Print the data again, exactly.
════════
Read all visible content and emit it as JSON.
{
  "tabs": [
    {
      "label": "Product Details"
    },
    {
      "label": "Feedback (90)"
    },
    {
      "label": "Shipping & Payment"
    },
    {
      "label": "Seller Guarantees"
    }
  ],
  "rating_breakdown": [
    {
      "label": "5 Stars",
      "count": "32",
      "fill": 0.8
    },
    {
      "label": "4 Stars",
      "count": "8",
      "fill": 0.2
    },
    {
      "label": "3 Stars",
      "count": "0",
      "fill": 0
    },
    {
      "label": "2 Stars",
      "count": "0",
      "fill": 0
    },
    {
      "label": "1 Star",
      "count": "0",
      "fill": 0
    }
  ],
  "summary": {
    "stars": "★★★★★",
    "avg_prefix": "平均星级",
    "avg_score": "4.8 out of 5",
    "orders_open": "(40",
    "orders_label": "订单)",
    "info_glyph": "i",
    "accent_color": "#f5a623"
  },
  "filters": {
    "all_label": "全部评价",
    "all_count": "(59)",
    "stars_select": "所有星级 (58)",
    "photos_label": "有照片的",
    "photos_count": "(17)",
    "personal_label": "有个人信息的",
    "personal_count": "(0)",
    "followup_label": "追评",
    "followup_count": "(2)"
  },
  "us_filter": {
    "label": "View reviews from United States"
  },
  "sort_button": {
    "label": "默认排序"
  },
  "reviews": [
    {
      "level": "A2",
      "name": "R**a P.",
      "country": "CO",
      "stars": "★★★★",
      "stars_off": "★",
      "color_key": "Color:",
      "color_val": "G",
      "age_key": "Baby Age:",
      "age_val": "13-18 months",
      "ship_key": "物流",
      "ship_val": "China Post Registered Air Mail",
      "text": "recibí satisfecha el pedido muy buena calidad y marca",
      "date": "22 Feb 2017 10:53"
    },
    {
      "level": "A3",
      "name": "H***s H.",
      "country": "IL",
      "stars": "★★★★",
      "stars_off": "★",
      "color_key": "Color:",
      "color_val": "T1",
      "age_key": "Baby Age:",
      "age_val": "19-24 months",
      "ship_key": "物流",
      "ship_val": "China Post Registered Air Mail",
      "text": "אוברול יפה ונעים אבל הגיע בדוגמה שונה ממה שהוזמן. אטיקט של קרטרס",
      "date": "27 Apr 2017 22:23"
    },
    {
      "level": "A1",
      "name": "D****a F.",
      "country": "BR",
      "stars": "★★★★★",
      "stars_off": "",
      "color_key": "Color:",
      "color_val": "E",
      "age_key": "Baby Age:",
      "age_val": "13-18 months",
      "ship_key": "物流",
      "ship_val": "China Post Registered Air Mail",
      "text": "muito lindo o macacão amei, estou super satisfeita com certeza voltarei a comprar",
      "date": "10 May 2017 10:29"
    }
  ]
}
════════
Answer section ->
Read all visible content and emit it as JSON.
{
  "tabs": [
    {
      "label": "Product Details"
    },
    {
      "label": "Feedback (90)"
    },
    {
      "label": "Shipping & Payment"
    },
    {
      "label": "Seller Guarantees"
    }
  ],
  "rating_breakdown": [
    {
      "label": "5 Stars",
      "count": "32",
      "fill": 0.8
    },
    {
      "label": "4 Stars",
      "count": "8",
      "fill": 0.2
    },
    {
      "label": "3 Stars",
      "count": "0",
      "fill": 0
    },
    {
      "label": "2 Stars",
      "count": "0",
      "fill": 0
    },
    {
      "label": "1 Star",
      "count": "0",
      "fill": 0
    }
  ],
  "summary": {
    "stars": "★★★★★",
    "avg_prefix": "平均星级",
    "avg_score": "4.8 out of 5",
    "orders_open": "(40",
    "orders_label": "订单)",
    "info_glyph": "i",
    "accent_color": "#f5a623"
  },
  "filters": {
    "all_label": "全部评价",
    "all_count": "(59)",
    "stars_select": "所有星级 (58)",
    "photos_label": "有照片的",
    "photos_count": "(17)",
    "personal_label": "有个人信息的",
    "personal_count": "(0)",
    "followup_label": "追评",
    "followup_count": "(2)"
  },
  "us_filter": {
    "label": "View reviews from United States"
  },
  "sort_button": {
    "label": "默认排序"
  },
  "reviews": [
    {
      "level": "A2",
      "name": "R**a P.",
      "country": "CO",
      "stars": "★★★★",
      "stars_off": "★",
      "color_key": "Color:",
      "color_val": "G",
      "age_key": "Baby Age:",
      "age_val": "13-18 months",
      "ship_key": "物流",
      "ship_val": "China Post Registered Air Mail",
      "text": "recibí satisfecha el pedido muy buena calidad y marca",
      "date": "22 Feb 2017 10:53"
    },
    {
      "level": "A3",
      "name": "H***s H.",
      "country": "IL",
      "stars": "★★★★",
      "stars_off": "★",
      "color_key": "Color:",
      "color_val": "T1",
      "age_key": "Baby Age:",
      "age_val": "19-24 months",
      "ship_key": "物流",
      "ship_val": "China Post Registered Air Mail",
      "text": "אוברול יפה ונעים אבל הגיע בדוגמה שונה ממה שהוזמן. אטיקט של קרטרס",
      "date": "27 Apr 2017 22:23"
    },
    {
      "level": "A1",
      "name": "D****a F.",
      "country": "BR",
      "stars": "★★★★★",
      "stars_off": "",
      "color_key": "Color:",
      "color_val": "E",
      "age_key": "Baby Age:",
      "age_val": "13-18 months",
      "ship_key": "物流",
      "ship_val": "China Post Registered Air Mail",
      "text": "muito lindo o macacão amei, estou super satisfeita com certeza voltarei a comprar",
      "date": "10 May 2017 10:29"
    }
  ]
}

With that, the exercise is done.